Council leaders say the planned community infrastructure levy (CIL) for West Norfolk, which was backed at a meeting on Thursday, as a sensible approach to the issue.
But opponents have warned the measures could increase the pressure on services in and around Lynn.
Under the proposals, which will now be the subject of a consultation, the borough has been divided into three broad charging zones.
The levy has been set at £10 per square metre in Lynn, £40 in the south and west of the borough and £60 in eastern and north-eastern areas.
Some strategic sites in Lynn, Downham, West Winch and Walsoken will not have the levy imposed at all, while supermarkets and retail warehouses will be charged at £100 per square metre.
Cash generated from the charge would be used to help fund a range of infrastructure needs, ranging from roads to health provision.
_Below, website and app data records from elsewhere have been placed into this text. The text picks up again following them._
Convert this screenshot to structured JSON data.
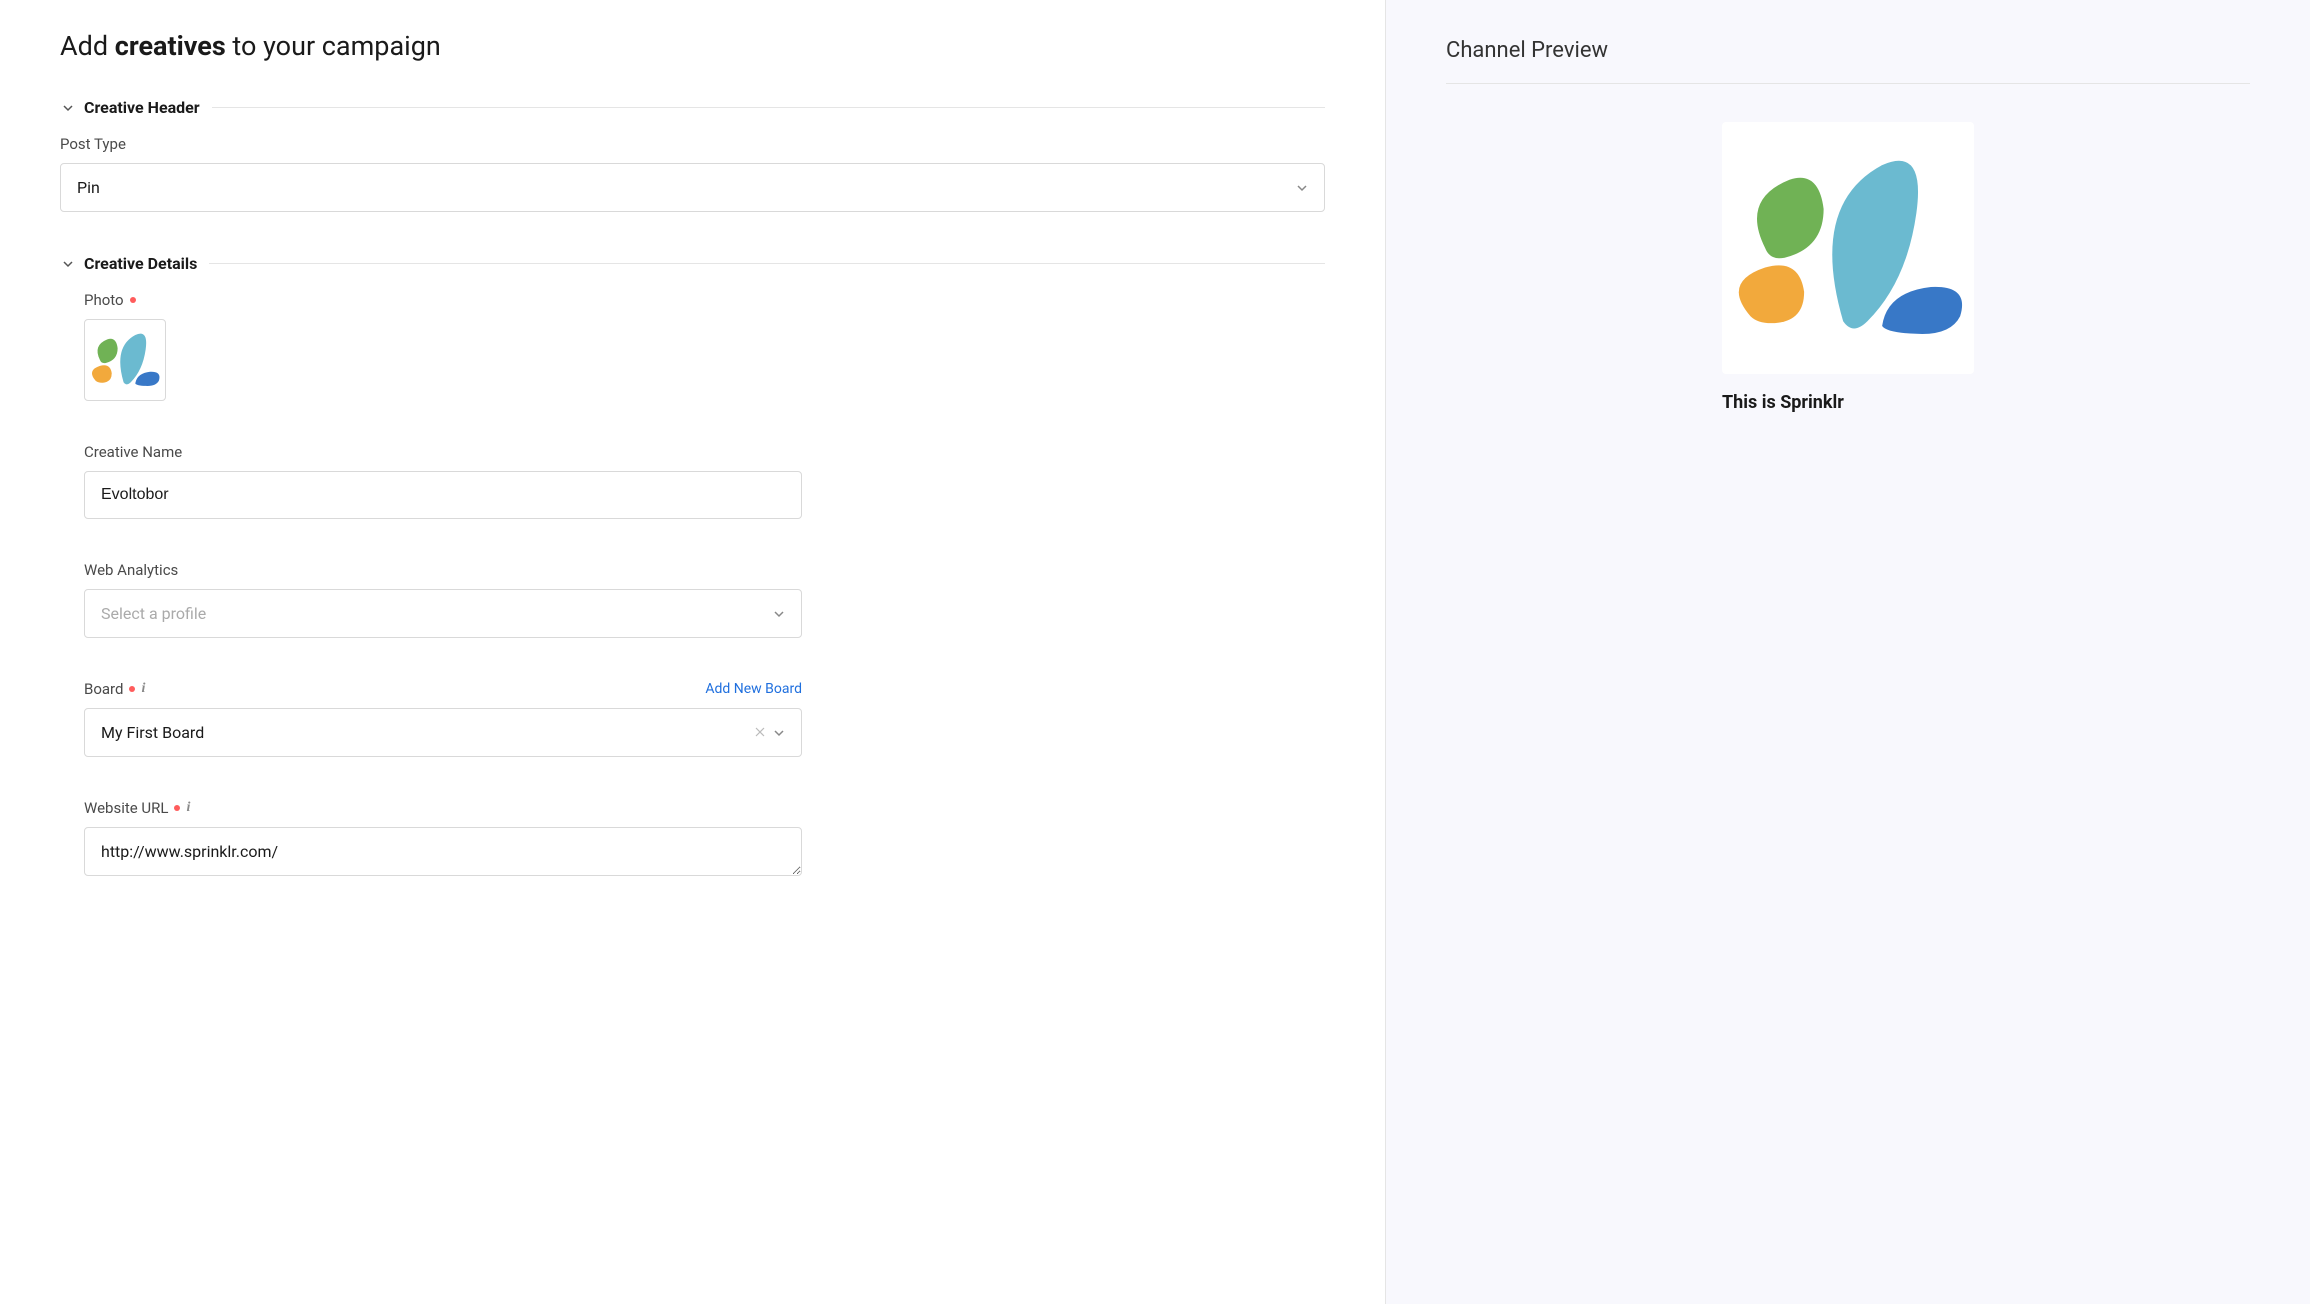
{
  "pageTitle": {
    "before": "Add ",
    "bold": "creatives",
    "after": " to your campaign"
  },
  "sections": {
    "header": {
      "title": "Creative Header",
      "postType": {
        "label": "Post Type",
        "value": "Pin"
      }
    },
    "details": {
      "title": "Creative Details",
      "photo": {
        "label": "Photo"
      },
      "creativeName": {
        "label": "Creative Name",
        "value": "Evoltobor"
      },
      "webAnalytics": {
        "label": "Web Analytics",
        "placeholder": "Select a profile"
      },
      "board": {
        "label": "Board",
        "value": "My First Board",
        "addNew": "Add New Board"
      },
      "websiteUrl": {
        "label": "Website URL",
        "value": "http://www.sprinklr.com/"
      }
    }
  },
  "preview": {
    "title": "Channel Preview",
    "cardTitle": "This is Sprinklr"
  }
}
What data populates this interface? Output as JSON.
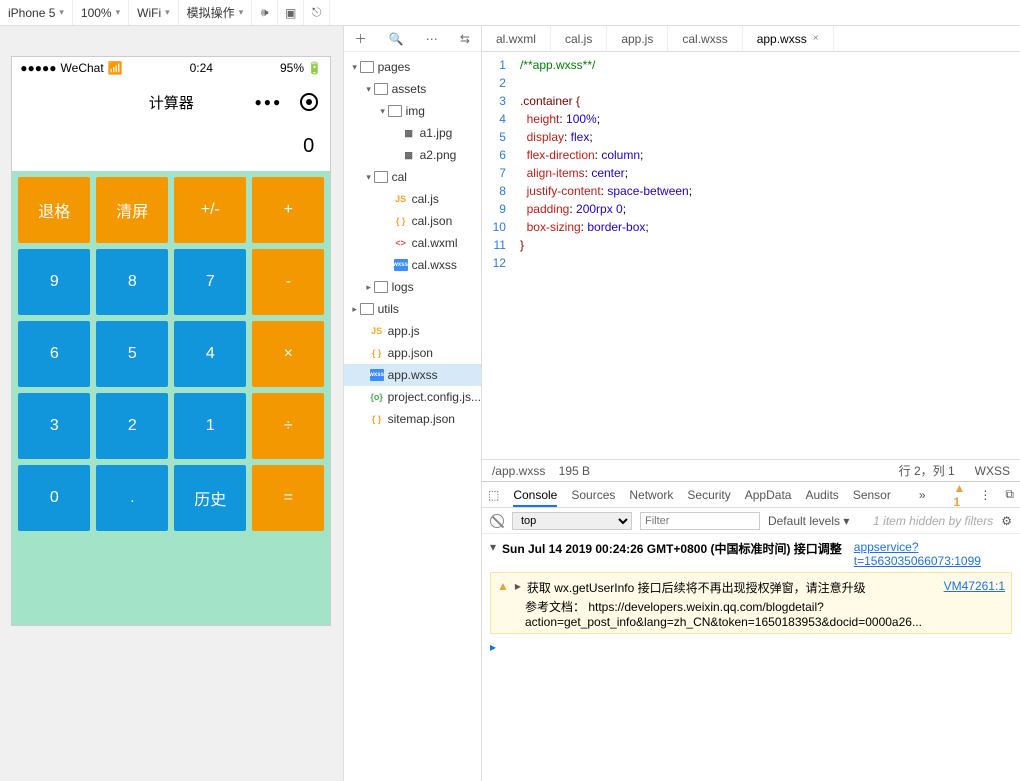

But critics are worried the plan may make developers reluctant to build homes in villages where additional housing may be welcomed.
Labour’s Charles Joyce said: “I just look at this and think, if the CIL is set higher in one place than in another, a developer will go where it’s cheapest. That’s pretty natural.
“There may be mitigating circumstances but if villages are six times higher than King’s Lynn, that really does put pressure on developers not to develop in villages and there are villages across this borough that are struggling.
“Even God has given up on Crimplesham. It’s closed its church.”
But Sandra Squire replied: “He and God may have given on Crimplesham but the ward member, myself, and its residents have not.”
And deputy leader Alistair Beales said that, while he naturally opposed split charges, they had been based on detailed viability reports.
He said: “If the CIL is set at the level he feels is appropriate there wouldn’t be development. These levels have been researched and I think are appropriate.”
Leader Nick Daubney added: “This is a sensible approach to providing infrastructure we badly need.”